Sierra Leone's first Ebola orphanage has opened in the Kailahun district. Hundreds of children orphaned since the beginning of the Ebola outbreak face stigma and rejection with nobody to care for them. Adam Bailes reports for VOA about a new interim care center that's aimed at helping the growing number of children affected by Ebola.
Video

Video Young Nairobi Tech Innovator on 'Track' in Security Business

A 24-year-old technology innovator in Nairobi has invented a tracking device that monitors and secures cars. He has also come up with what he claims is the most robust audio-visual surveillance system yet. As Lenny Ruvaga reports from the Kenyan capital, his innovations are offering alternative security solutions.
Video

Video Latinas Converting to Islam for Identity, Structure

Latinos are one of the fastest growing groups in the Muslim religion. According to the Pew Research Center, about 6 percent of American Muslims are Latino. And a little more than half of new converts are female. VOA’s Carolyn Presutti travelled to Miami, Florida -- where two out of every three residents is Hispanic -- to learn more.
Video

Video Exclusive: American Joins Kurds' Anti-IS Fight

The United States and other Western nations have expressed alarm about their citizens joining Islamic State forces in Syria and Iraq. In a rare counterpoint to the phenomenon, an American has taken up arms with the militants' Syrian Kurdish opponents. Elizabeth Arrott has more in this exclusive profile by VOA Kurdish reporter Zana Omer in Ras al Ayn, Syria.
Video

Video South Korea Confronts Violence Within Military Ranks

Every able-bodied South Korean male between 18 and 35 must serve for 21 to 36 months in the country’s armed forces, depending upon the specific branch. For many, service is a rite of passage to manhood. But there are growing concerns that bullying and violence come along with the tradition. Reporter Jason Strother has more from Seoul.
Video

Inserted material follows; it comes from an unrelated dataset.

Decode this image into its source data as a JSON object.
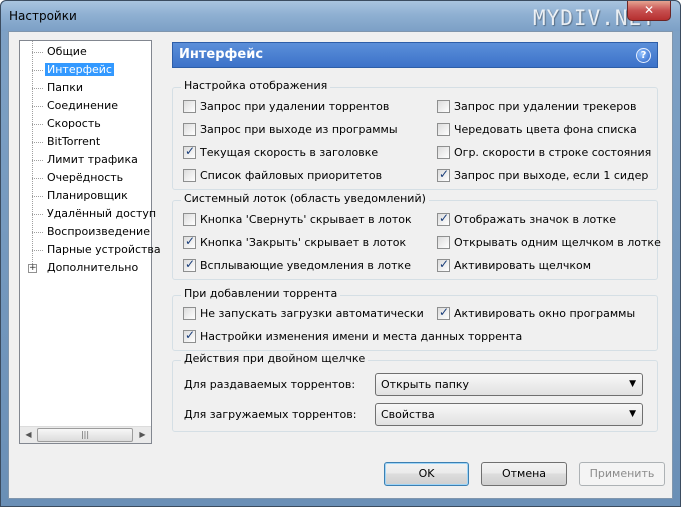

Video North Carolina Emerges as Key Election Battleground

U.S. congressional midterm elections will be held on November 4th and most political analysts give Republicans an excellent chance to win a majority in the U.S. Senate, which Democrats now control. So what are the issues driving voters in this congressional election year? VOA National Correspondent Jim Malone traveled to North Carolina, one of the most politically competitive states in the country, to find out.
Video

Video Comanche People Maintain Pride in Their Heritage

The Comanche (Indian nation) once were called the “Lords of the Plains,” with an empire that included half the land area of current day Texas, large parts of Oklahoma, New Mexico, Kansas and Colorado.The fierceness and battle prowess of these warriors on horseback delayed the settlement of most of West Texas for four decades. VOA’s Greg Flakus reports from Lawton, Oklahoma, that while their warrior days are over, the 15,000 members of the Comanche Nation remain a proud people.
Video

Video Turkey Campus Attacks Raise Islamic Radicalization Fears

Concerns are growing in Turkey of Islamic radicalization at some universities, after clashes between supporters of the jihadist group Islamic State (IS) or ISIS, and those opposed to the extremists. Pro-jihadist literature is on sale openly on the streets of Istanbul. Critics accuse the government of turning a blind eye to radicalism at home, while Kurds accuse the president of supporting IS - a charge strongly denied. Henry Ridgwell reports from London.

All About America

AppleAndroid